= TASK INSTRUCTIONS =
Pull out every line below that contains the word "offset".

# # # #

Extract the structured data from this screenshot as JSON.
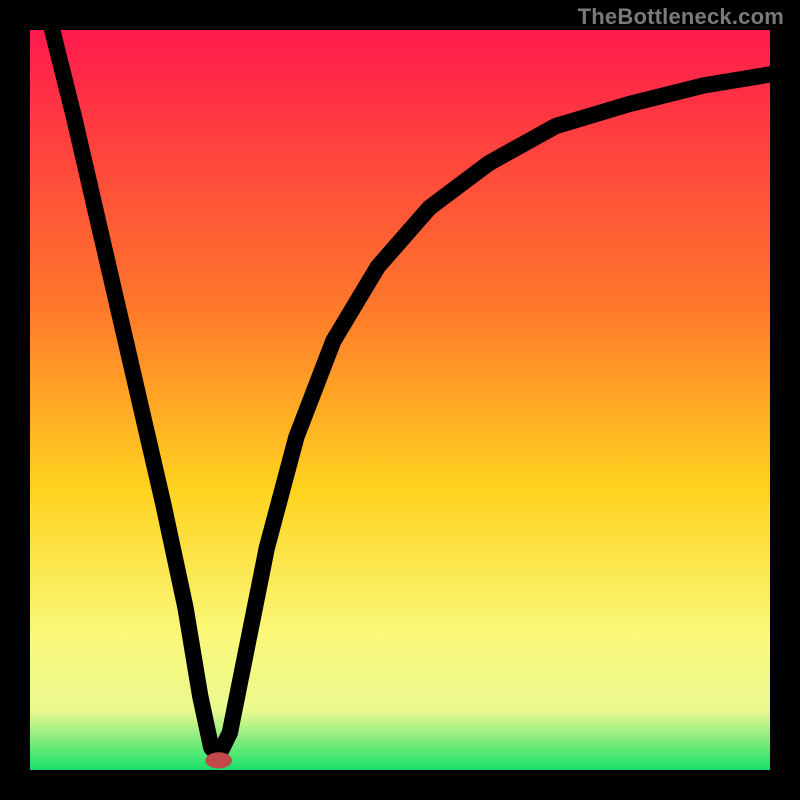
{
  "watermark": "TheBottleneck.com",
  "chart_data": {
    "type": "line",
    "title": "",
    "xlabel": "",
    "ylabel": "",
    "xlim": [
      0,
      100
    ],
    "ylim": [
      0,
      100
    ],
    "grid": false,
    "legend": false,
    "gradient_stops": [
      {
        "offset": 0,
        "color": "#ff1a4d"
      },
      {
        "offset": 38,
        "color": "#ff7a2a"
      },
      {
        "offset": 62,
        "color": "#ffd21f"
      },
      {
        "offset": 82,
        "color": "#f9f97a"
      },
      {
        "offset": 92,
        "color": "#eaf98f"
      },
      {
        "offset": 100,
        "color": "#18e06a"
      }
    ],
    "series": [
      {
        "name": "bottleneck-curve",
        "x": [
          3,
          6,
          9,
          12,
          15,
          18,
          21,
          23,
          24.5,
          25.5,
          27,
          29,
          32,
          36,
          41,
          47,
          54,
          62,
          71,
          81,
          91,
          100
        ],
        "y": [
          100,
          88,
          75,
          62,
          49,
          36,
          22,
          10,
          3,
          2,
          5,
          15,
          30,
          45,
          58,
          68,
          76,
          82,
          87,
          90,
          92.5,
          94
        ]
      }
    ],
    "marker": {
      "x": 25.5,
      "y": 1.3,
      "rx": 1.8,
      "ry": 1.1,
      "color": "#c04a4a"
    }
  }
}
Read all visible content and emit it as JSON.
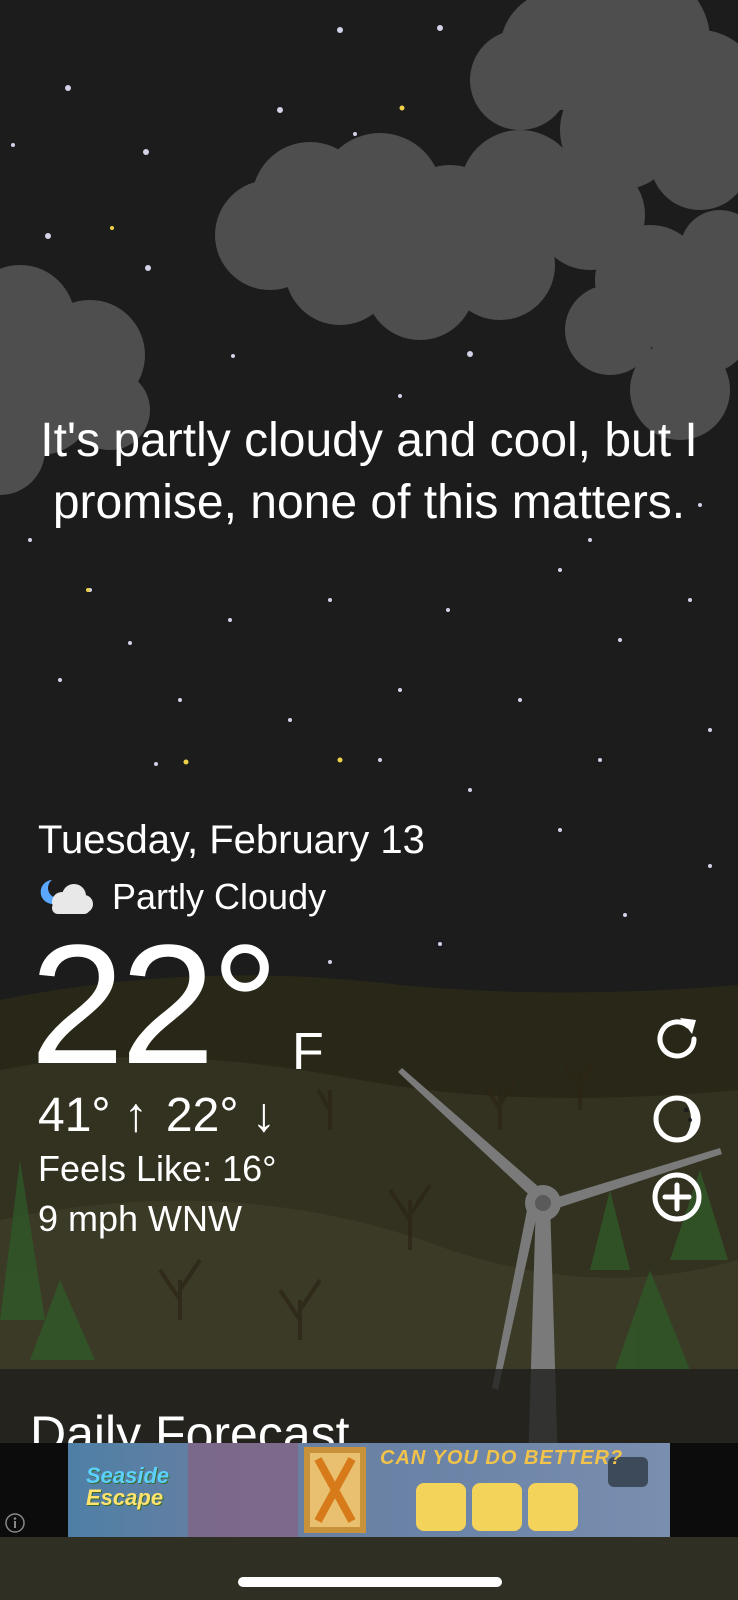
{
  "weather": {
    "quote": "It's partly cloudy and cool, but I promise, none of this matters.",
    "date": "Tuesday, February 13",
    "condition": "Partly Cloudy",
    "condition_icon": "partly-cloudy-night-icon",
    "temperature": "22°",
    "unit": "F",
    "high": "41° ↑",
    "low": "22° ↓",
    "feels_like": "Feels Like: 16°",
    "wind": "9 mph WNW"
  },
  "actions": {
    "refresh_icon": "refresh-icon",
    "moon_icon": "moon-phase-icon",
    "add_icon": "add-location-icon"
  },
  "forecast": {
    "title": "Daily Forecast"
  },
  "ad": {
    "headline": "CAN YOU DO BETTER?",
    "brand_line1": "Seaside",
    "brand_line2": "Escape",
    "info_icon": "info-icon"
  },
  "colors": {
    "sky": "#1c1c1c",
    "ground": "#302f24",
    "ad_accent": "#f2c34a"
  }
}
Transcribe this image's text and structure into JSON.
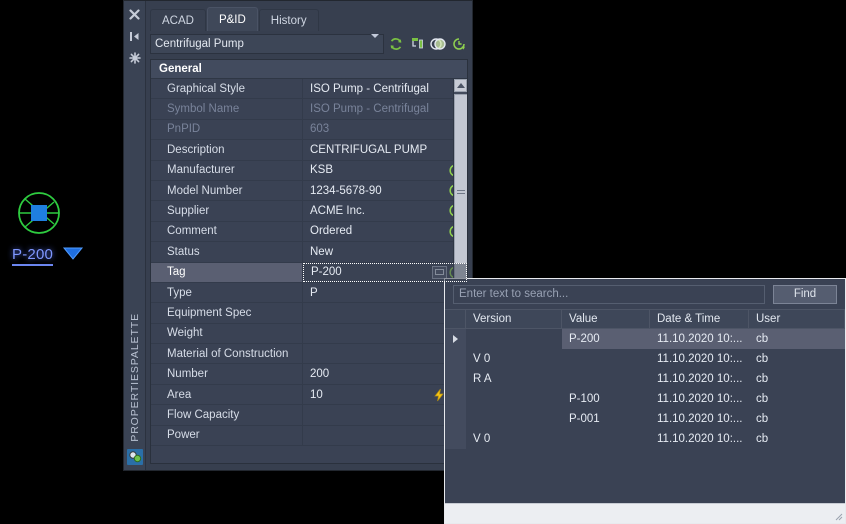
{
  "drawing": {
    "symbol_name": "centrifugal-pump-symbol",
    "label": "P-200",
    "symbol_color": "#2ecc40",
    "grip_color": "#1f7fe0",
    "label_color": "#7f97ff"
  },
  "palette": {
    "title": "PROPERTIESPALETTE",
    "side_icons": [
      "close-icon",
      "auto-hide-icon",
      "palette-properties-icon"
    ],
    "bottom_icon": "properties-palette-icon",
    "tabs": [
      {
        "label": "ACAD",
        "active": false
      },
      {
        "label": "P&ID",
        "active": true
      },
      {
        "label": "History",
        "active": false
      }
    ],
    "selector": {
      "value": "Centrifugal Pump",
      "icons": [
        "refresh-icon",
        "export-data-icon",
        "overlapping-circles-icon",
        "history-clock-icon"
      ]
    },
    "group_header": "General",
    "rows": [
      {
        "name": "Graphical Style",
        "value": "ISO Pump - Centrifugal",
        "readonly": false,
        "dropdown": true,
        "history": false,
        "state": "normal"
      },
      {
        "name": "Symbol Name",
        "value": "ISO Pump - Centrifugal",
        "readonly": true,
        "dropdown": false,
        "history": false,
        "state": "normal"
      },
      {
        "name": "PnPID",
        "value": "603",
        "readonly": true,
        "dropdown": false,
        "history": false,
        "state": "normal"
      },
      {
        "name": "Description",
        "value": "CENTRIFUGAL PUMP",
        "readonly": false,
        "dropdown": false,
        "history": false,
        "state": "normal"
      },
      {
        "name": "Manufacturer",
        "value": "KSB",
        "readonly": false,
        "dropdown": false,
        "history": true,
        "state": "normal"
      },
      {
        "name": "Model Number",
        "value": "1234-5678-90",
        "readonly": false,
        "dropdown": false,
        "history": true,
        "state": "normal"
      },
      {
        "name": "Supplier",
        "value": "ACME Inc.",
        "readonly": false,
        "dropdown": false,
        "history": true,
        "state": "normal"
      },
      {
        "name": "Comment",
        "value": "Ordered",
        "readonly": false,
        "dropdown": false,
        "history": true,
        "state": "normal"
      },
      {
        "name": "Status",
        "value": "New",
        "readonly": false,
        "dropdown": true,
        "history": false,
        "state": "normal"
      },
      {
        "name": "Tag",
        "value": "P-200",
        "readonly": false,
        "dropdown": false,
        "history": true,
        "state": "editing"
      },
      {
        "name": "Type",
        "value": "P",
        "readonly": false,
        "dropdown": true,
        "history": false,
        "state": "normal"
      },
      {
        "name": "Equipment Spec",
        "value": "",
        "readonly": false,
        "dropdown": false,
        "history": false,
        "state": "normal"
      },
      {
        "name": "Weight",
        "value": "",
        "readonly": false,
        "dropdown": false,
        "history": false,
        "state": "normal"
      },
      {
        "name": "Material of Construction",
        "value": "",
        "readonly": false,
        "dropdown": false,
        "history": false,
        "state": "normal"
      },
      {
        "name": "Number",
        "value": "200",
        "readonly": false,
        "dropdown": false,
        "history": true,
        "state": "normal"
      },
      {
        "name": "Area",
        "value": "10",
        "readonly": false,
        "dropdown": false,
        "history": true,
        "state": "normal",
        "bolt": true
      },
      {
        "name": "Flow Capacity",
        "value": "",
        "readonly": false,
        "dropdown": false,
        "history": false,
        "state": "normal"
      },
      {
        "name": "Power",
        "value": "",
        "readonly": false,
        "dropdown": false,
        "history": false,
        "state": "normal"
      }
    ]
  },
  "history_window": {
    "search_placeholder": "Enter text to search...",
    "search_value": "",
    "find_label": "Find",
    "columns": [
      "Version",
      "Value",
      "Date & Time",
      "User"
    ],
    "rows": [
      {
        "marker": true,
        "version": "",
        "value": "P-200",
        "datetime": "11.10.2020 10:...",
        "user": "cb",
        "selected": true
      },
      {
        "marker": false,
        "version": "V 0",
        "value": "",
        "datetime": "11.10.2020 10:...",
        "user": "cb",
        "selected": false
      },
      {
        "marker": false,
        "version": "R A",
        "value": "",
        "datetime": "11.10.2020 10:...",
        "user": "cb",
        "selected": false
      },
      {
        "marker": false,
        "version": "",
        "value": "P-100",
        "datetime": "11.10.2020 10:...",
        "user": "cb",
        "selected": false
      },
      {
        "marker": false,
        "version": "",
        "value": "P-001",
        "datetime": "11.10.2020 10:...",
        "user": "cb",
        "selected": false
      },
      {
        "marker": false,
        "version": "V 0",
        "value": "",
        "datetime": "11.10.2020 10:...",
        "user": "cb",
        "selected": false
      }
    ]
  }
}
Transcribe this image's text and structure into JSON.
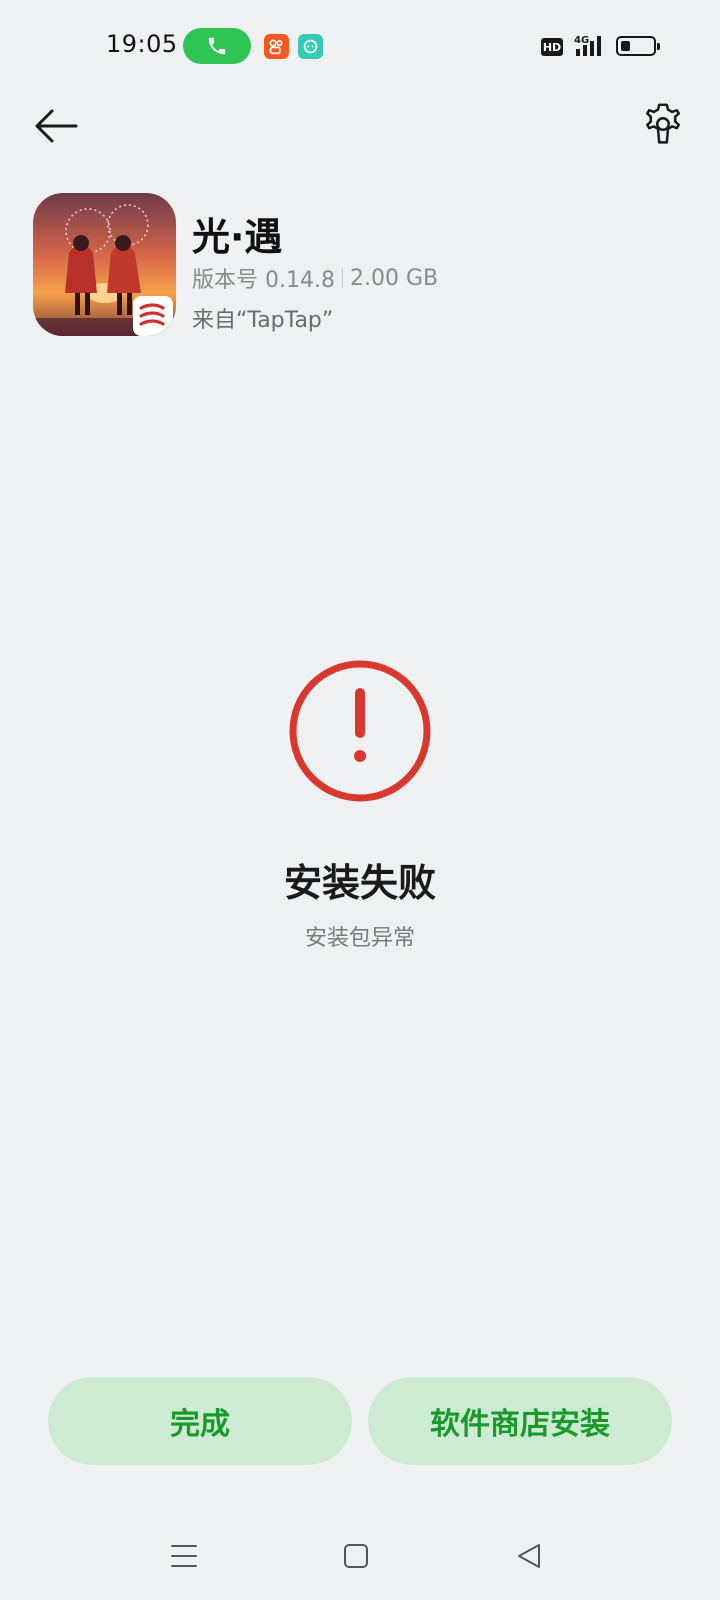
{
  "status_bar": {
    "time": "19:05",
    "network": "4G",
    "hd_label": "HD",
    "icons": [
      "phone-icon",
      "kuaishou-app-icon",
      "chat-app-icon",
      "hd-icon",
      "signal-icon",
      "battery-icon"
    ]
  },
  "header": {
    "back_icon": "arrow-left-icon",
    "settings_icon": "gear-icon"
  },
  "app": {
    "name": "光·遇",
    "version": "版本号 0.14.8",
    "size": "2.00 GB",
    "source": "来自“TapTap”"
  },
  "status": {
    "icon": "exclamation-circle-icon",
    "title": "安装失败",
    "subtitle": "安装包异常",
    "color": "#d9382f"
  },
  "buttons": {
    "done_label": "完成",
    "store_install_label": "软件商店安装",
    "accent": "#1a9a2c",
    "background": "#cdebd2"
  },
  "nav_bar": {
    "icons": [
      "menu-icon",
      "home-square-icon",
      "back-triangle-icon"
    ]
  }
}
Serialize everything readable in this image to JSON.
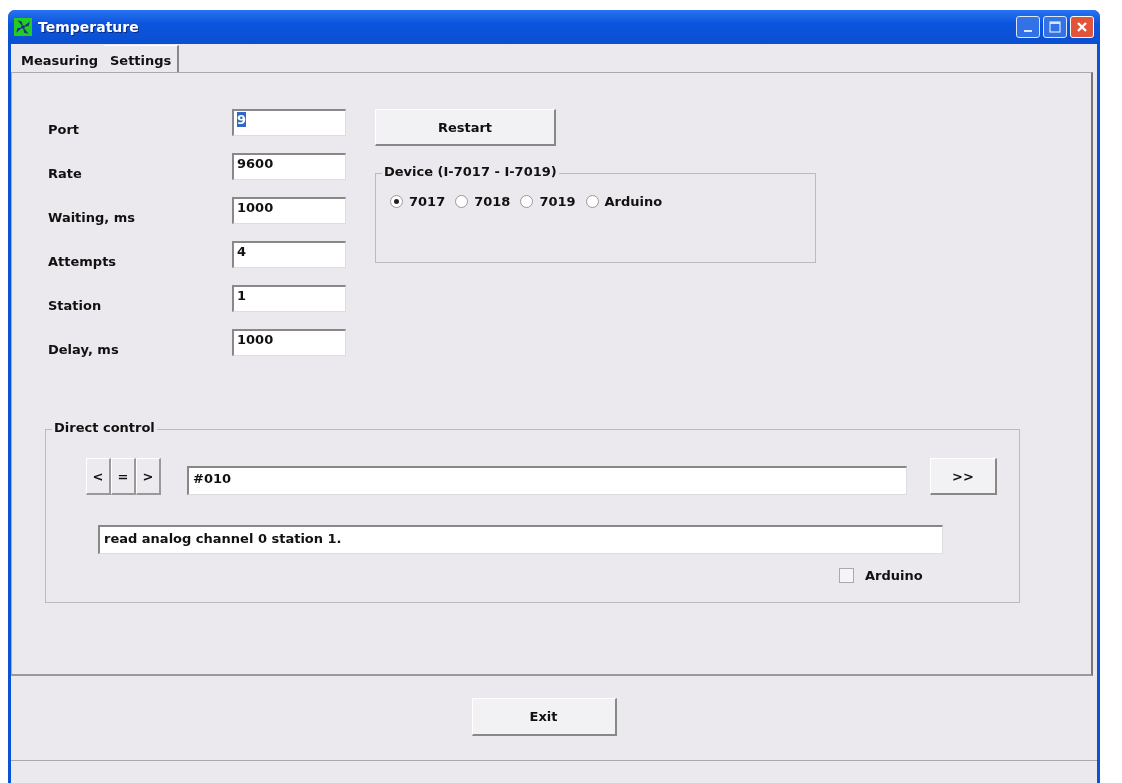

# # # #

= SOLUTION TO THIS EXERCISE =
        "offset": 0,
        "offset": 38,
        "offset": 62,
        "offset": 82,
        "offset": 92,
        "offset": 100,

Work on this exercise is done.